A verbatim copy of the listing is what is needed, minus any pictures.
BEGIN
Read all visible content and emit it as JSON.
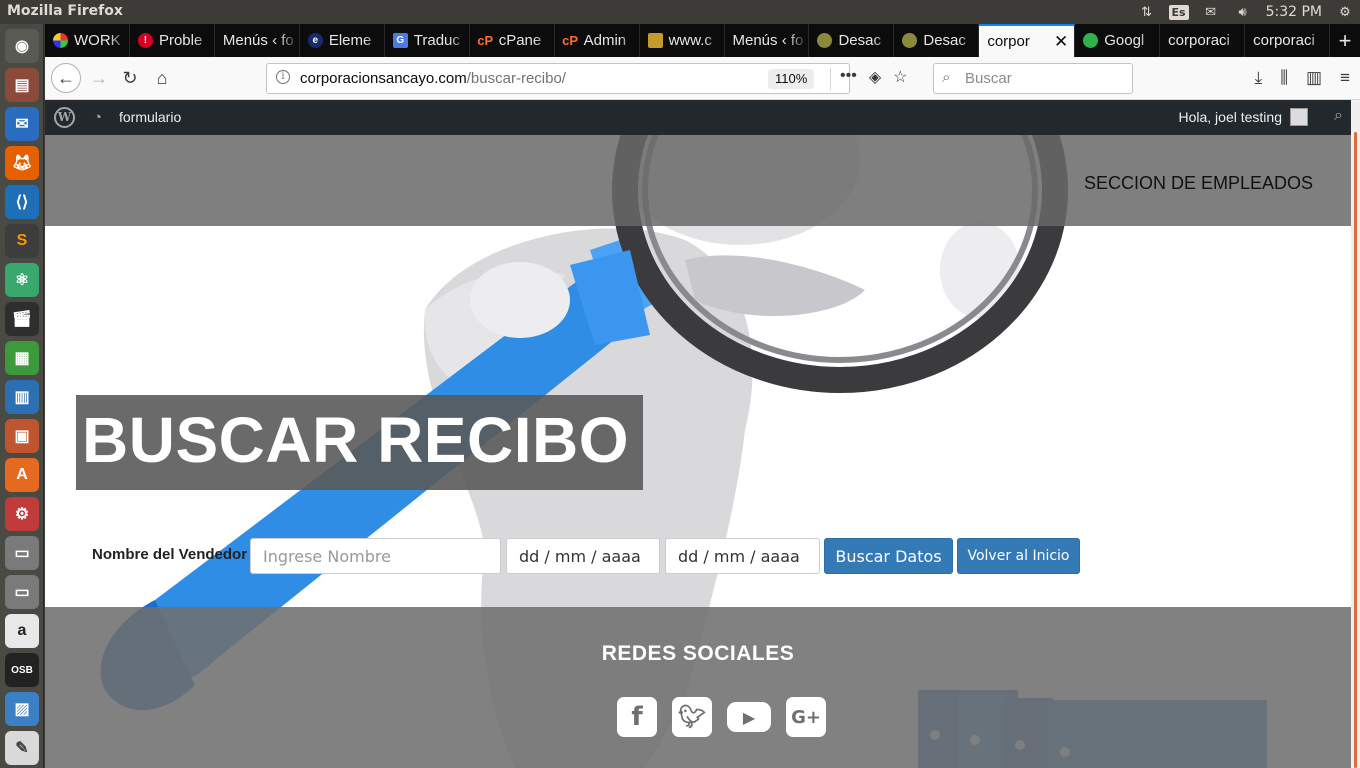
{
  "os": {
    "app_title": "Mozilla Firefox",
    "keyboard_layout": "Es",
    "clock": "5:32 PM"
  },
  "tabs": [
    {
      "label": "WORK",
      "favicon_color": "#7b3fbf"
    },
    {
      "label": "Proble",
      "favicon_color": "#d70022"
    },
    {
      "label": "Menús ‹ fo",
      "favicon_color": ""
    },
    {
      "label": "Eleme",
      "favicon_color": "#1a2b6d"
    },
    {
      "label": "Traduc",
      "favicon_color": "#4a7be3"
    },
    {
      "label": "cPane",
      "favicon_color": "#ff6c2c"
    },
    {
      "label": "Admin",
      "favicon_color": "#ff6c2c"
    },
    {
      "label": "www.c",
      "favicon_color": "#c79a2f"
    },
    {
      "label": "Menús ‹ fo",
      "favicon_color": ""
    },
    {
      "label": "Desac",
      "favicon_color": "#8a8a3a"
    },
    {
      "label": "Desac",
      "favicon_color": "#8a8a3a"
    },
    {
      "label": "corpor",
      "favicon_color": "",
      "active": true
    },
    {
      "label": "Googl",
      "favicon_color": "#2fb24c"
    },
    {
      "label": "corporaci",
      "favicon_color": ""
    },
    {
      "label": "corporaci",
      "favicon_color": ""
    }
  ],
  "navbar": {
    "url_host": "corporacionsancayo.com",
    "url_path": "/buscar-recibo/",
    "zoom": "110%",
    "search_placeholder": "Buscar"
  },
  "adminbar": {
    "site_name": "formulario",
    "howdy": "Hola, joel testing"
  },
  "page": {
    "employees_link": "SECCION DE EMPLEADOS",
    "hero_title": "BUSCAR RECIBO",
    "form": {
      "label": "Nombre del Vendedor",
      "name_placeholder": "Ingrese Nombre",
      "date_from": "dd / mm / aaaa",
      "date_to": "dd / mm / aaaa",
      "search_button": "Buscar Datos",
      "home_button": "Volver al Inicio"
    },
    "footer": {
      "social_title": "REDES SOCIALES",
      "icons": [
        "facebook-icon",
        "twitter-icon",
        "youtube-icon",
        "google-plus-icon"
      ]
    }
  },
  "colors": {
    "accent": "#337ab7",
    "firefox_tab_highlight": "#0a84ff",
    "wp_adminbar": "#23282d"
  }
}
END
[Task result]
Read all visible content and emit it as JSON.
{
  "os": {
    "app_title": "Mozilla Firefox",
    "keyboard_layout": "Es",
    "clock": "5:32 PM"
  },
  "tabs": [
    {
      "label": "WORK",
      "favicon_color": "#7b3fbf"
    },
    {
      "label": "Proble",
      "favicon_color": "#d70022"
    },
    {
      "label": "Menús ‹ fo",
      "favicon_color": ""
    },
    {
      "label": "Eleme",
      "favicon_color": "#1a2b6d"
    },
    {
      "label": "Traduc",
      "favicon_color": "#4a7be3"
    },
    {
      "label": "cPane",
      "favicon_color": "#ff6c2c"
    },
    {
      "label": "Admin",
      "favicon_color": "#ff6c2c"
    },
    {
      "label": "www.c",
      "favicon_color": "#c79a2f"
    },
    {
      "label": "Menús ‹ fo",
      "favicon_color": ""
    },
    {
      "label": "Desac",
      "favicon_color": "#8a8a3a"
    },
    {
      "label": "Desac",
      "favicon_color": "#8a8a3a"
    },
    {
      "label": "corpor",
      "favicon_color": "",
      "active": true
    },
    {
      "label": "Googl",
      "favicon_color": "#2fb24c"
    },
    {
      "label": "corporaci",
      "favicon_color": ""
    },
    {
      "label": "corporaci",
      "favicon_color": ""
    }
  ],
  "navbar": {
    "url_host": "corporacionsancayo.com",
    "url_path": "/buscar-recibo/",
    "zoom": "110%",
    "search_placeholder": "Buscar"
  },
  "adminbar": {
    "site_name": "formulario",
    "howdy": "Hola, joel testing"
  },
  "page": {
    "employees_link": "SECCION DE EMPLEADOS",
    "hero_title": "BUSCAR RECIBO",
    "form": {
      "label": "Nombre del Vendedor",
      "name_placeholder": "Ingrese Nombre",
      "date_from": "dd / mm / aaaa",
      "date_to": "dd / mm / aaaa",
      "search_button": "Buscar Datos",
      "home_button": "Volver al Inicio"
    },
    "footer": {
      "social_title": "REDES SOCIALES",
      "icons": [
        "facebook-icon",
        "twitter-icon",
        "youtube-icon",
        "google-plus-icon"
      ]
    }
  },
  "colors": {
    "accent": "#337ab7",
    "firefox_tab_highlight": "#0a84ff",
    "wp_adminbar": "#23282d"
  }
}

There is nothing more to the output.